Mindwise: How We Understand What Others Think, Believe, Feel, and Want
Myron Scholes Global Markets Forum
March 5, 2014, 5:30–7 p.m., Gleacher Center
You are a mind reader, born with an extraordinary ability to understand what others think, feel, believe, want, and know. It’s a sixth sense you use every day, in every personal and professional relationship you have. At its best, this ability allows you to achieve the most important goal in almost any life: connecting, deeply and intimately and honestly, to other human beings. At its worst, it is a source of misunderstanding and unnecessary conflict, leading to damaged relationships and broken dreams.
How good are you at knowing the minds of others? How well can you guess what others think of you, know who really likes you, or tell when others are lying? How well do you really understand the minds of those closest to you, from your spouse to your kids to your closest friends? Do you really know what your coworkers, employees, competitors, or clients want?
Nicholas Epley, John Templeton Keller Professor of Behavior Science at Chicago Booth, will discuss his new book, an illuminating exploration of one of the great mysteries of the human mind. Professor Epley introduces what scientists have learned about our abilities to understand the most complicated puzzle on the planet—other people—and the surprising mistakes we so routinely make. Why are we sometimes blind to the minds of others, treating them like objects or animals instead? Why do we sometimes talk to our cars, or the stars, as if there is a mind that can hear us? Why do we so routinely believe that others think, feel, and want what we do when, in fact, they do not? And why do we believe we understand our spouses, family, and friends so much better than we actually do? Mindwise will not turn others into open books, but it will give you the wisdom to revolutionize how you think about them—and yourself.
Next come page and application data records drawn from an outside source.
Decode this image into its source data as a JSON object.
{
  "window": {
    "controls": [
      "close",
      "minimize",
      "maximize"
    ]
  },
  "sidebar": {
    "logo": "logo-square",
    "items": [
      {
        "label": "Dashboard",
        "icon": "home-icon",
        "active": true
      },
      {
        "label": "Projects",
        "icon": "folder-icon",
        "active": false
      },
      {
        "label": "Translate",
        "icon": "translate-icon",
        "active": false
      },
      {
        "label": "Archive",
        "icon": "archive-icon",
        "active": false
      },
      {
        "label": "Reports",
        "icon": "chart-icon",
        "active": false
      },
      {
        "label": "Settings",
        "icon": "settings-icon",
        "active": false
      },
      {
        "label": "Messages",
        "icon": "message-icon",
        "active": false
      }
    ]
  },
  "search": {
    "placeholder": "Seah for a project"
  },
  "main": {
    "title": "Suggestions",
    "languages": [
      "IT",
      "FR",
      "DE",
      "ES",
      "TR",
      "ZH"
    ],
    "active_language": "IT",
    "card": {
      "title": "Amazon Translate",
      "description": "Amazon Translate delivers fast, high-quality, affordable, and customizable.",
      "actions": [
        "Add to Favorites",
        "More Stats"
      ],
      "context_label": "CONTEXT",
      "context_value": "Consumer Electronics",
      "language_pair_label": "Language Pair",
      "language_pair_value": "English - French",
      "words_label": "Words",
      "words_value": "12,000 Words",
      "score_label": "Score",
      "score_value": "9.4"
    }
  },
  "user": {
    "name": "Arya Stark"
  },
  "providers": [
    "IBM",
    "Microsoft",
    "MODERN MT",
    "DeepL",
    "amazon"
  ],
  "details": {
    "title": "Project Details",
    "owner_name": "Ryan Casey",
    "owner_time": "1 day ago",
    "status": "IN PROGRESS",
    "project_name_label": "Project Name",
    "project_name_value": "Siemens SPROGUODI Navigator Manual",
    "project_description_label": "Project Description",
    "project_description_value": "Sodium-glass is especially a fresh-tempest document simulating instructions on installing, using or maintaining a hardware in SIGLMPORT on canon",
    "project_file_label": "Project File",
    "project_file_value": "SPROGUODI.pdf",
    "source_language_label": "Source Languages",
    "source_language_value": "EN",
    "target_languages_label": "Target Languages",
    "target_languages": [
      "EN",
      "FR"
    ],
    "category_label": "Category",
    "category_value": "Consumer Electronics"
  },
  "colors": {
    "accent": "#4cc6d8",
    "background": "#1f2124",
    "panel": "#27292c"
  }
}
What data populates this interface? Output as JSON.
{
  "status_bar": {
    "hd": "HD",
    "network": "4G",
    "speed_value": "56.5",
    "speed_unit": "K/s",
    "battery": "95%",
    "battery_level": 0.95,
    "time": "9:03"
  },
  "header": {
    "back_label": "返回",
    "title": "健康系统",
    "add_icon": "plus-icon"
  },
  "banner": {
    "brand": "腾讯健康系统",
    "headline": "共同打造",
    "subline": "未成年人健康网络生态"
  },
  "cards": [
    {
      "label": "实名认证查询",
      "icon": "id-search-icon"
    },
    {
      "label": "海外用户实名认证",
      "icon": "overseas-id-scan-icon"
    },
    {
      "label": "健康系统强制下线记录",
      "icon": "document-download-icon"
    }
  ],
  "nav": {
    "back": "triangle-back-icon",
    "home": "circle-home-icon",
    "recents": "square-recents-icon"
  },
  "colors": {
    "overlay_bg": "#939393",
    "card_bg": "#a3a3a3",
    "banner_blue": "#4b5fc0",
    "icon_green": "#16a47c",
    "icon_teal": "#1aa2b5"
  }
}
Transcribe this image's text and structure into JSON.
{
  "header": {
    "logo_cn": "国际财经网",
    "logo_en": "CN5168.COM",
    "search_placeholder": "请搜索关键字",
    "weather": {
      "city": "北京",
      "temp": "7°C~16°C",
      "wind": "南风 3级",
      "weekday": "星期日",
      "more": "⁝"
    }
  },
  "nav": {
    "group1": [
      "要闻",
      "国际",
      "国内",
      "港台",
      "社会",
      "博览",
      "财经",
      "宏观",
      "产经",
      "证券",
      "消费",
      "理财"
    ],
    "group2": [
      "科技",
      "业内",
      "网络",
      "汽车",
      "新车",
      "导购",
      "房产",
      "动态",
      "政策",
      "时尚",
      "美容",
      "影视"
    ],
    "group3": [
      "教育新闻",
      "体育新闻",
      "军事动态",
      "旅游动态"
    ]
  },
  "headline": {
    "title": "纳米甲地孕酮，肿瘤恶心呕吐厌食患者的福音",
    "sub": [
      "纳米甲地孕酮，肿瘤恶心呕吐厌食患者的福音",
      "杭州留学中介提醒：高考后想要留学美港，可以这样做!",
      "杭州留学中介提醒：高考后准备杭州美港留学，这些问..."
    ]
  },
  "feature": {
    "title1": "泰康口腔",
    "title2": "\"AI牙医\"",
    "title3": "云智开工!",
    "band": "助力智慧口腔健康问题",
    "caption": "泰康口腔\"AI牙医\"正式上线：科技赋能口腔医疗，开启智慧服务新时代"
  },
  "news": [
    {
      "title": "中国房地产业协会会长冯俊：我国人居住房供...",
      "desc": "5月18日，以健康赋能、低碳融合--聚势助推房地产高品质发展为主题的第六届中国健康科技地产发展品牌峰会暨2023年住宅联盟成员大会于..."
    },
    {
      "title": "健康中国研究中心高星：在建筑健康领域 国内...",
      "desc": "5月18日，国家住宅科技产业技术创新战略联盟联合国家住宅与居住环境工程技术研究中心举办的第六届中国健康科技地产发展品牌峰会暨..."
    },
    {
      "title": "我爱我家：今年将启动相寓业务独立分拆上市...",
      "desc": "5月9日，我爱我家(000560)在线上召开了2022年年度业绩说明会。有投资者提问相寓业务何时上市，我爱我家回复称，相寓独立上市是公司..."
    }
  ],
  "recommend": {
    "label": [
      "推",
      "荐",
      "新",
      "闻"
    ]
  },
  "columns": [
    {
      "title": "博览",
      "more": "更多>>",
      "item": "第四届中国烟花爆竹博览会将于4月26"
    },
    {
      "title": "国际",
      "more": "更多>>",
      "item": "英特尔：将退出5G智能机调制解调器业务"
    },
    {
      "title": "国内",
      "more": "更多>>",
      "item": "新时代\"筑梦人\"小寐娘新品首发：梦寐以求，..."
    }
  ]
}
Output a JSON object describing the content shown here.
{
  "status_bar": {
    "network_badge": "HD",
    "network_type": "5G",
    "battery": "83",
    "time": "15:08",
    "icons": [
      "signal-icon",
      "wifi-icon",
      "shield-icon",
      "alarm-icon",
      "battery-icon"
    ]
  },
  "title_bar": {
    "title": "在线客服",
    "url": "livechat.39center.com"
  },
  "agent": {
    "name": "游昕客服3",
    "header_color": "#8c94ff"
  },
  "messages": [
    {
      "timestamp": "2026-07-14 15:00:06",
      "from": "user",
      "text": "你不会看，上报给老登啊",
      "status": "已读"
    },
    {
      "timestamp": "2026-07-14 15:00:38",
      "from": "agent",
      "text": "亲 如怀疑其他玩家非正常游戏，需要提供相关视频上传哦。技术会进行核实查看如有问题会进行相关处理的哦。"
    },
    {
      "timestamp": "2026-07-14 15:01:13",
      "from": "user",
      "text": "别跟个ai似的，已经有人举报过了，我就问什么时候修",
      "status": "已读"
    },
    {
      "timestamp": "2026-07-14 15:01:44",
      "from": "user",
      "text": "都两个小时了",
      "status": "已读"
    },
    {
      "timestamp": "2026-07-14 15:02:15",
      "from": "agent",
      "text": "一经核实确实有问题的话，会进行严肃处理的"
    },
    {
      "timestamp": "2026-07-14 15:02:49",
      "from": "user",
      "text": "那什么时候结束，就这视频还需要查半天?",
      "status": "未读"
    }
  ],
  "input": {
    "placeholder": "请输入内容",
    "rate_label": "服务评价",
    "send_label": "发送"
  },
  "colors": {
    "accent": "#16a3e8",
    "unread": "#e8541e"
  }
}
The Myron Scholes Global Markets Forum is part of the Initiative on Global Markets (IGM) and is generously sponsored by Myron Scholes.